Segment Open
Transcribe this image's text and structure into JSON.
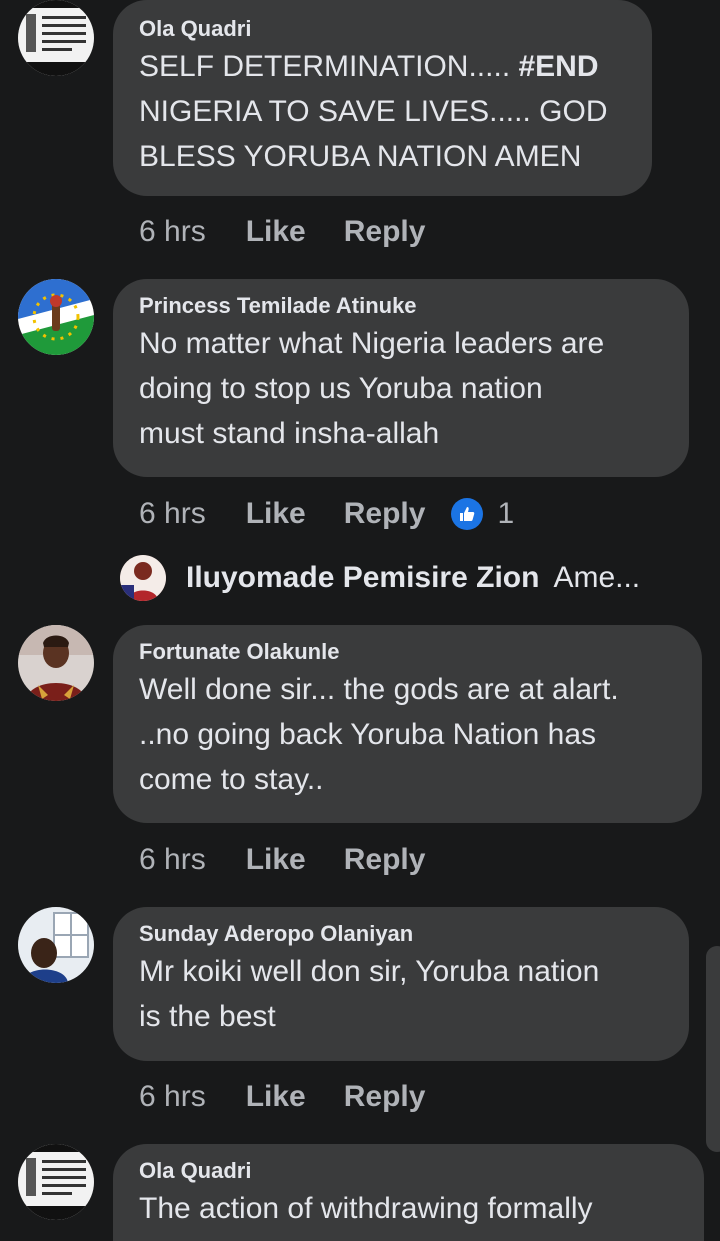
{
  "comments": [
    {
      "author": "Ola Quadri",
      "text_pre": "SELF DETERMINATION..... ",
      "text_bold": "#END",
      "text_post": "\nNIGERIA TO SAVE LIVES..... GOD\nBLESS YORUBA NATION AMEN",
      "time": "6 hrs",
      "like": "Like",
      "reply": "Reply",
      "avatar_icon": "text-badge-avatar-icon"
    },
    {
      "author": "Princess Temilade Atinuke",
      "text": "No matter what Nigeria leaders are\ndoing to stop us Yoruba nation\nmust stand insha-allah",
      "time": "6 hrs",
      "like": "Like",
      "reply": "Reply",
      "reaction_count": "1",
      "avatar_icon": "flag-emblem-avatar-icon"
    },
    {
      "author": "Fortunate Olakunle",
      "text": "Well done sir... the gods are at alart.\n..no going back Yoruba Nation has\ncome to stay..",
      "time": "6 hrs",
      "like": "Like",
      "reply": "Reply",
      "avatar_icon": "person-photo-avatar-icon"
    },
    {
      "author": "Sunday Aderopo Olaniyan",
      "text": "Mr koiki well don sir, Yoruba nation\nis the best",
      "time": "6 hrs",
      "like": "Like",
      "reply": "Reply",
      "avatar_icon": "person-photo-avatar-icon"
    },
    {
      "author": "Ola Quadri",
      "text": "The action of withdrawing formally",
      "avatar_icon": "text-badge-avatar-icon"
    }
  ],
  "reply_preview": {
    "name": "Iluyomade Pemisire Zion",
    "snippet": "Ame..."
  },
  "colors": {
    "background": "#18191a",
    "bubble": "#3a3b3c",
    "primary_text": "#e4e6eb",
    "secondary_text": "#b0b3b8",
    "like_blue": "#1b74e4"
  }
}
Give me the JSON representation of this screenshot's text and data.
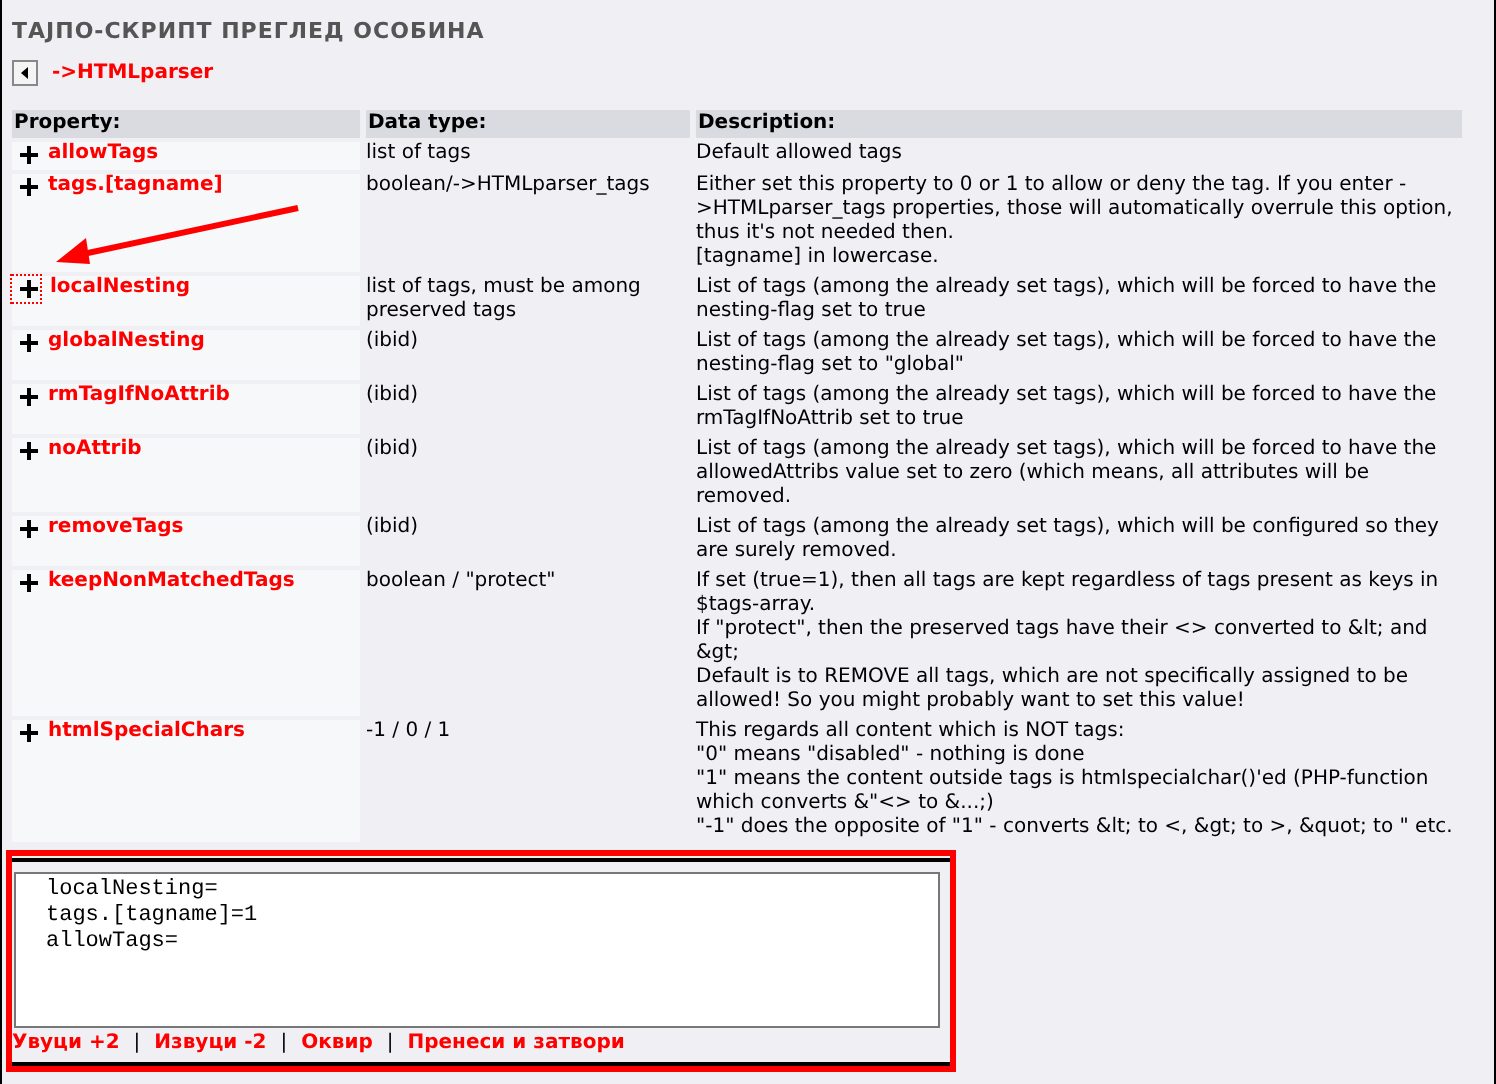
{
  "title": "ТАЈПО-СКРИПТ ПРЕГЛЕД ОСОБИНА",
  "back_link": "->HTMLparser",
  "table": {
    "columns": [
      "Property:",
      "Data type:",
      "Description:"
    ],
    "rows": [
      {
        "property": "allowTags",
        "type": "list of tags",
        "description": [
          "Default allowed tags"
        ],
        "focused": false
      },
      {
        "property": "tags.[tagname]",
        "type": "boolean/->HTMLparser_tags",
        "description": [
          "Either set this property to 0 or 1 to allow or deny the tag. If you enter ->HTMLparser_tags properties, those will automatically overrule this option, thus it's not needed then.",
          "[tagname] in lowercase."
        ],
        "focused": false
      },
      {
        "property": "localNesting",
        "type": "list of tags, must be among preserved tags",
        "description": [
          "List of tags (among the already set tags), which will be forced to have the nesting-flag set to true"
        ],
        "focused": true
      },
      {
        "property": "globalNesting",
        "type": "(ibid)",
        "description": [
          "List of tags (among the already set tags), which will be forced to have the nesting-flag set to \"global\""
        ],
        "focused": false
      },
      {
        "property": "rmTagIfNoAttrib",
        "type": "(ibid)",
        "description": [
          "List of tags (among the already set tags), which will be forced to have the rmTagIfNoAttrib set to true"
        ],
        "focused": false
      },
      {
        "property": "noAttrib",
        "type": "(ibid)",
        "description": [
          "List of tags (among the already set tags), which will be forced to have the allowedAttribs value set to zero (which means, all attributes will be removed."
        ],
        "focused": false
      },
      {
        "property": "removeTags",
        "type": "(ibid)",
        "description": [
          "List of tags (among the already set tags), which will be configured so they are surely removed."
        ],
        "focused": false
      },
      {
        "property": "keepNonMatchedTags",
        "type": "boolean / \"protect\"",
        "description": [
          "If set (true=1), then all tags are kept regardless of tags present as keys in $tags-array.",
          "If \"protect\", then the preserved tags have their <> converted to &lt; and &gt;",
          "Default is to REMOVE all tags, which are not specifically assigned to be allowed! So you might probably want to set this value!"
        ],
        "focused": false
      },
      {
        "property": "htmlSpecialChars",
        "type": "-1 / 0 / 1",
        "description": [
          "This regards all content which is NOT tags:",
          "\"0\" means \"disabled\" - nothing is done",
          "\"1\" means the content outside tags is htmlspecialchar()'ed (PHP-function which converts &\"<> to &...;)",
          "\"-1\" does the opposite of \"1\" - converts &lt; to <, &gt; to >, &quot; to \" etc."
        ],
        "focused": false
      }
    ]
  },
  "editor": {
    "lines": [
      "localNesting=",
      "tags.[tagname]=1",
      "allowTags="
    ]
  },
  "actions": {
    "separator": "|",
    "links": [
      "Увуци +2",
      "Извуци -2",
      "Оквир",
      "Пренеси и затвори"
    ]
  }
}
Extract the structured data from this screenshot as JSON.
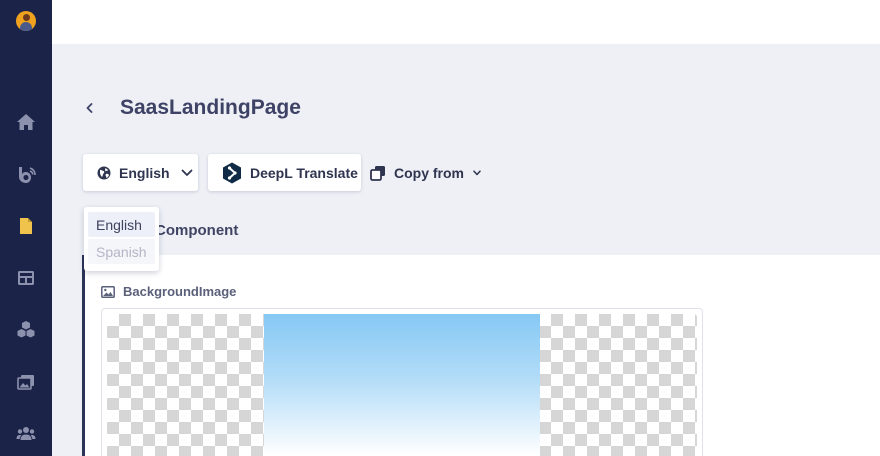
{
  "sidebar": {
    "items": [
      {
        "icon": "home-icon"
      },
      {
        "icon": "blog-icon"
      },
      {
        "icon": "document-icon",
        "active": true
      },
      {
        "icon": "layout-icon"
      },
      {
        "icon": "cubes-icon"
      },
      {
        "icon": "media-icon"
      },
      {
        "icon": "users-icon"
      }
    ]
  },
  "page": {
    "title": "SaasLandingPage"
  },
  "toolbar": {
    "language_label": "English",
    "deepl_label": "DeepL Translate",
    "copy_from_label": "Copy from"
  },
  "language_dropdown": {
    "options": [
      "English",
      "Spanish"
    ],
    "selected": "English"
  },
  "section": {
    "title_visible": "Component"
  },
  "field": {
    "label": "BackgroundImage"
  },
  "colors": {
    "sidebar_bg": "#1b2348",
    "page_bg": "#eef0f6",
    "accent_active_icon": "#f0c44c",
    "title_text": "#3e4366"
  }
}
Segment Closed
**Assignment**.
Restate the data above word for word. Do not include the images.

**Exercise response**.
Transcribe this image's text and structure into JSON.
{
  "comments": [
    {
      "author": "Ola Quadri",
      "text_pre": "SELF DETERMINATION..... ",
      "text_bold": "#END",
      "text_post": "\nNIGERIA TO SAVE LIVES..... GOD\nBLESS YORUBA NATION AMEN",
      "time": "6 hrs",
      "like": "Like",
      "reply": "Reply",
      "avatar_icon": "text-badge-avatar-icon"
    },
    {
      "author": "Princess Temilade Atinuke",
      "text": "No matter what Nigeria leaders are\ndoing to stop us Yoruba nation\nmust stand insha-allah",
      "time": "6 hrs",
      "like": "Like",
      "reply": "Reply",
      "reaction_count": "1",
      "avatar_icon": "flag-emblem-avatar-icon"
    },
    {
      "author": "Fortunate Olakunle",
      "text": "Well done sir... the gods are at alart.\n..no going back Yoruba Nation has\ncome to stay..",
      "time": "6 hrs",
      "like": "Like",
      "reply": "Reply",
      "avatar_icon": "person-photo-avatar-icon"
    },
    {
      "author": "Sunday Aderopo Olaniyan",
      "text": "Mr koiki well don sir, Yoruba nation\nis the best",
      "time": "6 hrs",
      "like": "Like",
      "reply": "Reply",
      "avatar_icon": "person-photo-avatar-icon"
    },
    {
      "author": "Ola Quadri",
      "text": "The action of withdrawing formally",
      "avatar_icon": "text-badge-avatar-icon"
    }
  ],
  "reply_preview": {
    "name": "Iluyomade Pemisire Zion",
    "snippet": "Ame..."
  },
  "colors": {
    "background": "#18191a",
    "bubble": "#3a3b3c",
    "primary_text": "#e4e6eb",
    "secondary_text": "#b0b3b8",
    "like_blue": "#1b74e4"
  }
}
Give me the JSON representation of this screenshot's text and data.
{
  "title": "ТАЈПО-СКРИПТ ПРЕГЛЕД ОСОБИНА",
  "back_link": "->HTMLparser",
  "table": {
    "columns": [
      "Property:",
      "Data type:",
      "Description:"
    ],
    "rows": [
      {
        "property": "allowTags",
        "type": "list of tags",
        "description": [
          "Default allowed tags"
        ],
        "focused": false
      },
      {
        "property": "tags.[tagname]",
        "type": "boolean/->HTMLparser_tags",
        "description": [
          "Either set this property to 0 or 1 to allow or deny the tag. If you enter ->HTMLparser_tags properties, those will automatically overrule this option, thus it's not needed then.",
          "[tagname] in lowercase."
        ],
        "focused": false
      },
      {
        "property": "localNesting",
        "type": "list of tags, must be among preserved tags",
        "description": [
          "List of tags (among the already set tags), which will be forced to have the nesting-flag set to true"
        ],
        "focused": true
      },
      {
        "property": "globalNesting",
        "type": "(ibid)",
        "description": [
          "List of tags (among the already set tags), which will be forced to have the nesting-flag set to \"global\""
        ],
        "focused": false
      },
      {
        "property": "rmTagIfNoAttrib",
        "type": "(ibid)",
        "description": [
          "List of tags (among the already set tags), which will be forced to have the rmTagIfNoAttrib set to true"
        ],
        "focused": false
      },
      {
        "property": "noAttrib",
        "type": "(ibid)",
        "description": [
          "List of tags (among the already set tags), which will be forced to have the allowedAttribs value set to zero (which means, all attributes will be removed."
        ],
        "focused": false
      },
      {
        "property": "removeTags",
        "type": "(ibid)",
        "description": [
          "List of tags (among the already set tags), which will be configured so they are surely removed."
        ],
        "focused": false
      },
      {
        "property": "keepNonMatchedTags",
        "type": "boolean / \"protect\"",
        "description": [
          "If set (true=1), then all tags are kept regardless of tags present as keys in $tags-array.",
          "If \"protect\", then the preserved tags have their <> converted to &lt; and &gt;",
          "Default is to REMOVE all tags, which are not specifically assigned to be allowed! So you might probably want to set this value!"
        ],
        "focused": false
      },
      {
        "property": "htmlSpecialChars",
        "type": "-1 / 0 / 1",
        "description": [
          "This regards all content which is NOT tags:",
          "\"0\" means \"disabled\" - nothing is done",
          "\"1\" means the content outside tags is htmlspecialchar()'ed (PHP-function which converts &\"<> to &...;)",
          "\"-1\" does the opposite of \"1\" - converts &lt; to <, &gt; to >, &quot; to \" etc."
        ],
        "focused": false
      }
    ]
  },
  "editor": {
    "lines": [
      "localNesting=",
      "tags.[tagname]=1",
      "allowTags="
    ]
  },
  "actions": {
    "separator": "|",
    "links": [
      "Увуци +2",
      "Извуци -2",
      "Оквир",
      "Пренеси и затвори"
    ]
  }
}
Extract the structured data from this screenshot as JSON.
{
  "sidebar": {
    "items": [
      {
        "icon": "home-icon"
      },
      {
        "icon": "blog-icon"
      },
      {
        "icon": "document-icon",
        "active": true
      },
      {
        "icon": "layout-icon"
      },
      {
        "icon": "cubes-icon"
      },
      {
        "icon": "media-icon"
      },
      {
        "icon": "users-icon"
      }
    ]
  },
  "page": {
    "title": "SaasLandingPage"
  },
  "toolbar": {
    "language_label": "English",
    "deepl_label": "DeepL Translate",
    "copy_from_label": "Copy from"
  },
  "language_dropdown": {
    "options": [
      "English",
      "Spanish"
    ],
    "selected": "English"
  },
  "section": {
    "title_visible": "Component"
  },
  "field": {
    "label": "BackgroundImage"
  },
  "colors": {
    "sidebar_bg": "#1b2348",
    "page_bg": "#eef0f6",
    "accent_active_icon": "#f0c44c",
    "title_text": "#3e4366"
  }
}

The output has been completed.